The Singapore MIT GAMBIT Game Lab has released Improviso
, a two-player improvisational performance game designed to capture data that will help train new, more human-like artifical intelligence systems.
First debuted at a PAX East panel on dialogue in games
last weekend, Improviso
asks players to take the role of either the Director or Lead Actor in three short scenes regarding a government cover-up of an alien landing. Players are matched up randomly online and interact with the scenes using a simple point-and-click interface and a text-based chat log.
Much like the team's previous project, The Restaurant Game
will use recorded data from these human performances to help train an AI system to play the role of one or more characters, interacting with human players in a lifelike manner.
“My interest is in establishing new genres of games,” said Improviso
creator and AI researcher Jeff Orkin in a statement. “We have this popular genre of role-playing games, but Improviso
is really about role-playing like you did were you were little: pretend play.”
In a post on his blog
, Orkin discussed the challenges in getting players, who might not be experienced with games or improvisation, to use the game to act out roles such as that of an Area 51 agent.

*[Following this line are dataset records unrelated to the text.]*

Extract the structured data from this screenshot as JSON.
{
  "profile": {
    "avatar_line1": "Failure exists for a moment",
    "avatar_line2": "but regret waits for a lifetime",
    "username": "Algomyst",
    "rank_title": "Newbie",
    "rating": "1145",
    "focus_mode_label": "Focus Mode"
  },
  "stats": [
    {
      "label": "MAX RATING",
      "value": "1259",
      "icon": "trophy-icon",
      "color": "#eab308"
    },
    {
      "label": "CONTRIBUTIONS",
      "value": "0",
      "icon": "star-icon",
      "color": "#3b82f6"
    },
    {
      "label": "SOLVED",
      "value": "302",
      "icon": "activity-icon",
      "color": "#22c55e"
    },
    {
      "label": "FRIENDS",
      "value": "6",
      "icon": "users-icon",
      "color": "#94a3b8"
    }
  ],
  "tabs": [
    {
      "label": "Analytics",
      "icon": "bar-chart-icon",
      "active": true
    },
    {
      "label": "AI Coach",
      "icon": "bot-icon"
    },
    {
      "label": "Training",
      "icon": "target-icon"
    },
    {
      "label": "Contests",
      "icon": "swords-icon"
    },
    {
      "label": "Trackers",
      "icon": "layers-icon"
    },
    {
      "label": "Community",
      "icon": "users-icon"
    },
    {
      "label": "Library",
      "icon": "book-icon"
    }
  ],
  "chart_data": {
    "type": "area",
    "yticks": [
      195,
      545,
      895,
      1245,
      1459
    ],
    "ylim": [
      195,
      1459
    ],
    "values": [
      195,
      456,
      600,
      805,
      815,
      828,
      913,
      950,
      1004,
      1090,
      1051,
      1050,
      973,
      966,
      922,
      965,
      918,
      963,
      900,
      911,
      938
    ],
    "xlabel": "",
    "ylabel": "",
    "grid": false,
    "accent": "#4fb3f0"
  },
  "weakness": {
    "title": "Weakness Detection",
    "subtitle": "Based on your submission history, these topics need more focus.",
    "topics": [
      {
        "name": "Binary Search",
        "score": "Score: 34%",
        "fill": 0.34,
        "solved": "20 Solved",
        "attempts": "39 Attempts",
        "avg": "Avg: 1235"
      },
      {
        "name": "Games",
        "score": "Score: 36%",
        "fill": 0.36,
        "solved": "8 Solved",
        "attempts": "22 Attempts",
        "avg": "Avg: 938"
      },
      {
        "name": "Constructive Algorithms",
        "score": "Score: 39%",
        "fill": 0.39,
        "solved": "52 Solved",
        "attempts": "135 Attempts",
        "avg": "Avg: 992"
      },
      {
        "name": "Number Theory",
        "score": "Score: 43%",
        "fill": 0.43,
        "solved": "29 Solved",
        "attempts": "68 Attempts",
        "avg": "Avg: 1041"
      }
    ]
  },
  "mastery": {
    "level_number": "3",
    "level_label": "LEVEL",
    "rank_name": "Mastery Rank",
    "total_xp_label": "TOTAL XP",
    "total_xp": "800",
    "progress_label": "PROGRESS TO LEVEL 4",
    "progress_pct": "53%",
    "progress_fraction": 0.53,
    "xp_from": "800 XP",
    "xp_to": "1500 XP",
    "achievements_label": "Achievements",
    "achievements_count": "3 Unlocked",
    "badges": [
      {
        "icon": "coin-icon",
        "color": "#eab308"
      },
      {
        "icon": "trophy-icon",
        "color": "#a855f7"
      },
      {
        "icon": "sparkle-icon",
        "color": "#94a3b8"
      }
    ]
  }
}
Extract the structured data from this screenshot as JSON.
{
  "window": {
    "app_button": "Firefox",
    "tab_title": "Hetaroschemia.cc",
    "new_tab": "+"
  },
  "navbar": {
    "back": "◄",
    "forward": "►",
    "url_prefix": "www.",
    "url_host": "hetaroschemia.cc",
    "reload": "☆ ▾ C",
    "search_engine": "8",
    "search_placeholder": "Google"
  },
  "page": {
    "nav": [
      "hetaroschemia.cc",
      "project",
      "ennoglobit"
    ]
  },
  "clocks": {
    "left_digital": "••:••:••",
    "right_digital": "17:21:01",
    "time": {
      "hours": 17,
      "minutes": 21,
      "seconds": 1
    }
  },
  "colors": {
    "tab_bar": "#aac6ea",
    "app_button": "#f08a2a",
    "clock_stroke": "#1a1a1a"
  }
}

The development team used a detailed tutorial, sample gameplay videos, and a slow introduction of characters and scene elements to help acclimate players to the game's relatively unique gameplay mechanics and style.
Over 100 people have tried the game so far, and Orkin says the best time for players to find partners to help increase that number is between 7 and 10 p.m. in their time zone.